◆ WORK TASK
Return the records that follow, matching each one exactly.

◆ Entries from a dataset of interfaces
- Opening Delimiter -

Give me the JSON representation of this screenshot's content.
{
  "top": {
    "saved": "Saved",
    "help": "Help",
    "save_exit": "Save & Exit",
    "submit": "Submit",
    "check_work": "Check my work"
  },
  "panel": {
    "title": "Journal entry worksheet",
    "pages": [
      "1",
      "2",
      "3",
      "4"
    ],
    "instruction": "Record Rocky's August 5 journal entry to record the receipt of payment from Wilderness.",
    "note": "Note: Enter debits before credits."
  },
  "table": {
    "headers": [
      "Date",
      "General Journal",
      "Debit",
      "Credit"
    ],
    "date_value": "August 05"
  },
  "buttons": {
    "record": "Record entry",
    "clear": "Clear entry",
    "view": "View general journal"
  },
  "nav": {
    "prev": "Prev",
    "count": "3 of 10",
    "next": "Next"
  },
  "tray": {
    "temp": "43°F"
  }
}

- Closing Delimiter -

◆ COMPLETED TASK
Give me the JSON representation of this screenshot's content.
{
  "top": {
    "saved": "Saved",
    "help": "Help",
    "save_exit": "Save & Exit",
    "submit": "Submit",
    "check_work": "Check my work"
  },
  "panel": {
    "title": "Journal entry worksheet",
    "pages": [
      "1",
      "2",
      "3",
      "4"
    ],
    "instruction": "Record Rocky's August 5 journal entry to record the receipt of payment from Wilderness.",
    "note": "Note: Enter debits before credits."
  },
  "table": {
    "headers": [
      "Date",
      "General Journal",
      "Debit",
      "Credit"
    ],
    "date_value": "August 05"
  },
  "buttons": {
    "record": "Record entry",
    "clear": "Clear entry",
    "view": "View general journal"
  },
  "nav": {
    "prev": "Prev",
    "count": "3 of 10",
    "next": "Next"
  },
  "tray": {
    "temp": "43°F"
  }
}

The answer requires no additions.